The way we did it was this: our committee had some funds from an event we hosted last fall, so we offered a "challenge" to the parish: if they would donate $2500, our committee would match it with $2500 to make the $5000 needed to build a village well. We started at the beginning of Lent by handing out water bottles (that we had emptied and cut a slot in), and asking people to fill them and return on Easter Sunday. We handed out 120 water bottles. But of course, many people didn't want to fool with our cute idea! So they just started putting checks into the offering plate each Sunday! 

 

In fact, we got more than $2500 BEFORE Easter. Then, on the official offering day (Easter Sunday), we got lots more. So the campaign was wildly successful. We did lots of advertising (display in the foyer -- photo attached -- plus weekly notices in the email newsletter and Bulletin). I think the parish just really caught onto this idea of clean water. Throughout the campaign, I kept pounding away at these points: babies are dying due to something we take for granted (clean water), and girls have to spend hours every day walking to get water and carry it home, so they can't go to school.

So, the project was instigated by me and the World Missions Committee, but with GREAT inspiration and support from Diane Livingston. It involved the entire parish, and people were talking about filling their water bottles for the entire six weeks of Lent. But here's a very important point if you plan to collect lots of coins in bottles: Make sure you have a bank with a coin counting machine! Not all banks do, and grocery stores charge 10% to use theirs. We ended up having to count and roll the coins from the last few bottles that came in, about $180 worth, and it took a long time. If we had had to count $1000 of coin by hand, I would have gone crazy!! Fortunately most of the donations came in the form of checks and bills. But using the bottles really encouraged everyone to participate,  especially the children who had a blast collecting coins. At the end, I took close to $1000 in four big buckets to the bank to count! I had to have help carrying all those coins into the bank!
 

Overall, the project was a lot of work! From buying, emptying, labeling, distributing and collecting water bottles, to counting coins, writing blurbs for the newsletter and Bulletin for six weeks. But in the end, it was certainly worth it!  Not only did we collect a lot of money and surpass our goal, the parish really came together over this, people were constantly talking about it, happily writing checks, and turning in those filled water bottles. I am extremely proud of how our parish was able to work together as a community to bring clean water to a village. We really demonstrated Episcopal Relief & Development’s 75th Anniversary theme of “All Hands.” Way to go St. Philips! 

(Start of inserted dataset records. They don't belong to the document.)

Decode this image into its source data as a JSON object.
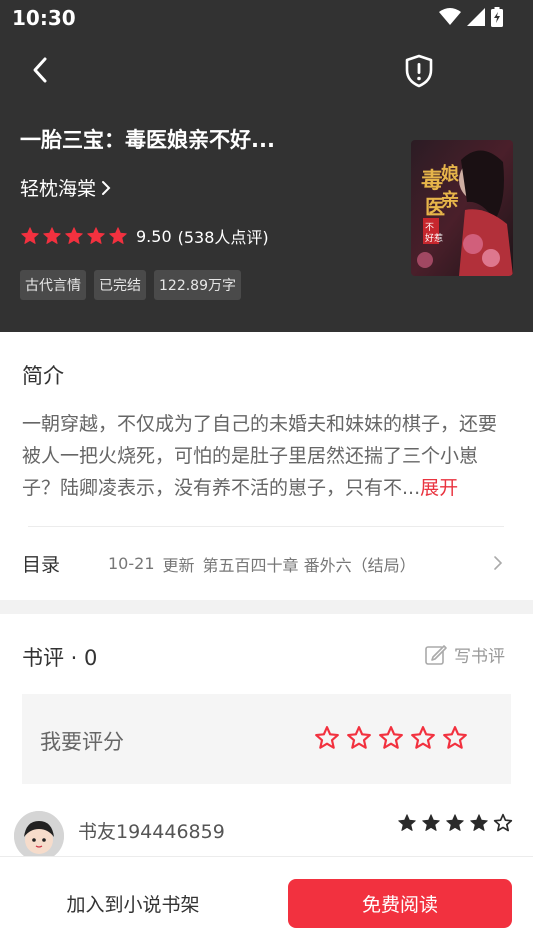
{
  "status_bar": {
    "time": "10:30"
  },
  "book": {
    "title": "一胎三宝：毒医娘亲不好...",
    "author": "轻枕海棠",
    "rating": "9.50",
    "rating_count": "(538人点评)",
    "rating_stars": 5,
    "tags": [
      "古代言情",
      "已完结",
      "122.89万字"
    ],
    "cover_text": "毒医娘亲不好惹"
  },
  "intro": {
    "title": "简介",
    "text": "一朝穿越，不仅成为了自己的未婚夫和妹妹的棋子，还要被人一把火烧死，可怕的是肚子里居然还揣了三个小崽子？陆卿凌表示，没有养不活的崽子，只有不...",
    "expand_label": "展开"
  },
  "toc": {
    "label": "目录",
    "date": "10-21",
    "update": "更新",
    "chapter": "第五百四十章 番外六（结局）"
  },
  "reviews": {
    "title": "书评 · 0",
    "write_label": "写书评",
    "rate_label": "我要评分",
    "rate_star_count": 5,
    "reviewer_name": "书友194446859",
    "reviewer_rating": 4.5
  },
  "bottom": {
    "add_shelf_label": "加入到小说书架",
    "read_label": "免费阅读"
  },
  "colors": {
    "accent": "#f2313f",
    "header_bg": "#323232"
  }
}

---------

 

Peggy Hansen is chairman of the World Missions Committee.

 

 

 

Images: Top, Members of St. Philip's. Middle 1, Children washing their hands. Middle 2, St. Philip's donation table. Bottom, All of the children with the well.


Healing the world starts with your story!

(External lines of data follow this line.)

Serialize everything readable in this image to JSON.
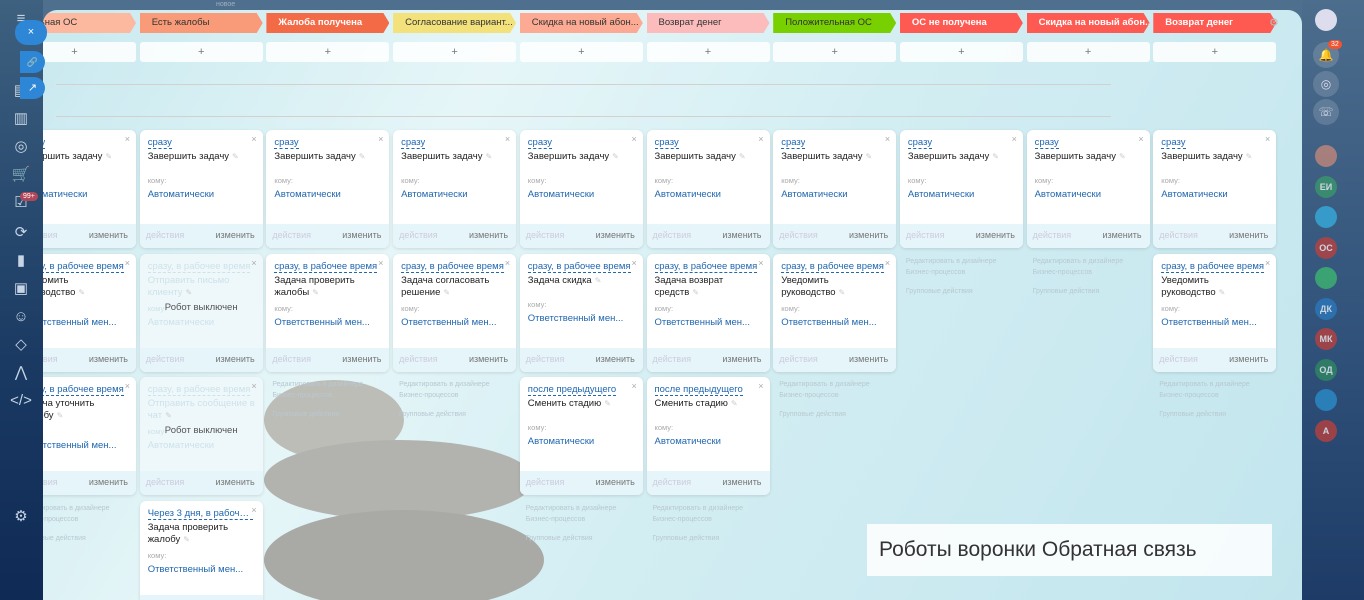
{
  "header_partial": "новое",
  "stages": [
    {
      "label": "тельная ОС",
      "color": "#fdb8a0",
      "text": "#333"
    },
    {
      "label": "Есть жалобы",
      "color": "#f99a78",
      "text": "#333"
    },
    {
      "label": "Жалоба получена",
      "color": "#f36a47",
      "text": "#fff"
    },
    {
      "label": "Согласование вариант...",
      "color": "#f3e27c",
      "text": "#333"
    },
    {
      "label": "Скидка на новый абон...",
      "color": "#fcaa93",
      "text": "#333"
    },
    {
      "label": "Возврат денег",
      "color": "#fcbcbc",
      "text": "#333"
    },
    {
      "label": "Положительная ОС",
      "color": "#78d000",
      "text": "#333"
    },
    {
      "label": "ОС не получена",
      "color": "#ff5a52",
      "text": "#fff"
    },
    {
      "label": "Скидка на новый абон...",
      "color": "#ff5a52",
      "text": "#fff"
    },
    {
      "label": "Возврат денег",
      "color": "#ff5a52",
      "text": "#fff"
    }
  ],
  "add_label": "+",
  "labels": {
    "who": "кому:",
    "actions": "действия",
    "edit": "изменить",
    "off": "Робот выключен",
    "designer": "Редактировать в дизайнере Бизнес-процессов",
    "group": "Групповые действия",
    "close": "×",
    "pen": "✎"
  },
  "columns": [
    [
      {
        "cond": "сразу",
        "title": "Завершить задачу",
        "who": "Автоматически"
      },
      {
        "cond": "сразу, в рабочее время",
        "title": "Уведомить руководство",
        "who": "Ответственный мен..."
      },
      {
        "cond": "сразу, в рабочее время",
        "title": "Задача уточнить жалобу",
        "who": "Ответственный мен..."
      },
      {
        "links": true
      }
    ],
    [
      {
        "cond": "сразу",
        "title": "Завершить задачу",
        "who": "Автоматически"
      },
      {
        "cond": "сразу, в рабочее время",
        "title": "Отправить письмо клиенту",
        "who": "Автоматически",
        "off": true
      },
      {
        "cond": "сразу, в рабочее время",
        "title": "Отправить сообщение в чат",
        "who": "Автоматически",
        "off": true
      },
      {
        "cond": "Через 3 дня, в рабоче...",
        "title": "Задача проверить жалобу",
        "who": "Ответственный мен..."
      }
    ],
    [
      {
        "cond": "сразу",
        "title": "Завершить задачу",
        "who": "Автоматически"
      },
      {
        "cond": "сразу, в рабочее время",
        "title": "Задача проверить жалобы",
        "who": "Ответственный мен..."
      },
      {
        "links": true
      }
    ],
    [
      {
        "cond": "сразу",
        "title": "Завершить задачу",
        "who": "Автоматически"
      },
      {
        "cond": "сразу, в рабочее время",
        "title": "Задача согласовать решение",
        "who": "Ответственный мен..."
      },
      {
        "links": true
      }
    ],
    [
      {
        "cond": "сразу",
        "title": "Завершить задачу",
        "who": "Автоматически"
      },
      {
        "cond": "сразу, в рабочее время",
        "title": "Задача скидка",
        "who": "Ответственный мен..."
      },
      {
        "cond": "после предыдущего",
        "title": "Сменить стадию",
        "who": "Автоматически"
      },
      {
        "links": true
      }
    ],
    [
      {
        "cond": "сразу",
        "title": "Завершить задачу",
        "who": "Автоматически"
      },
      {
        "cond": "сразу, в рабочее время",
        "title": "Задача возврат средств",
        "who": "Ответственный мен..."
      },
      {
        "cond": "после предыдущего",
        "title": "Сменить стадию",
        "who": "Автоматически"
      },
      {
        "links": true
      }
    ],
    [
      {
        "cond": "сразу",
        "title": "Завершить задачу",
        "who": "Автоматически"
      },
      {
        "cond": "сразу, в рабочее время",
        "title": "Уведомить руководство",
        "who": "Ответственный мен..."
      },
      {
        "links": true
      }
    ],
    [
      {
        "cond": "сразу",
        "title": "Завершить задачу",
        "who": "Автоматически"
      },
      {
        "links": true
      }
    ],
    [
      {
        "cond": "сразу",
        "title": "Завершить задачу",
        "who": "Автоматически"
      },
      {
        "links": true
      }
    ],
    [
      {
        "cond": "сразу",
        "title": "Завершить задачу",
        "who": "Автоматически"
      },
      {
        "cond": "сразу, в рабочее время",
        "title": "Уведомить руководство",
        "who": "Ответственный мен..."
      },
      {
        "links": true
      }
    ]
  ],
  "caption": "Роботы воронки Обратная связь",
  "left_badge": "99+",
  "notifications_count": "32",
  "avatars": [
    {
      "initials": "",
      "color": "#c98a7a"
    },
    {
      "initials": "ЕИ",
      "color": "#3a9a6a"
    },
    {
      "initials": "",
      "color": "#36b0e0"
    },
    {
      "initials": "ОС",
      "color": "#c0403a"
    },
    {
      "initials": "",
      "color": "#3dbb70"
    },
    {
      "initials": "ДК",
      "color": "#2a7ac0"
    },
    {
      "initials": "МК",
      "color": "#c0403a"
    },
    {
      "initials": "ОД",
      "color": "#2f8a60"
    },
    {
      "initials": "",
      "color": "#2a90d0"
    },
    {
      "initials": "А",
      "color": "#c0403a"
    }
  ],
  "icons": {
    "close": "×",
    "link": "🔗",
    "external": "↗"
  }
}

During the 75th Anniversary Celebration, we are sharing 75 stories over 75 weeks - illustrating how lives are transformed through the shared abundance of our partners and friends like you! We invite you to join us in inspiring our vibrant community by sharing your own story!

Sustainable Development Goals (SDGs)
Goal 6: Clean Water and Sanitation

Goal 6: Clean Water and SanitationEnsure access to water and sanitation for all Learn more »

Read the Latest Stories

Resources & Learning

Click below to access our Resource Library and learn more about our efforts around the world.

Resources & Learning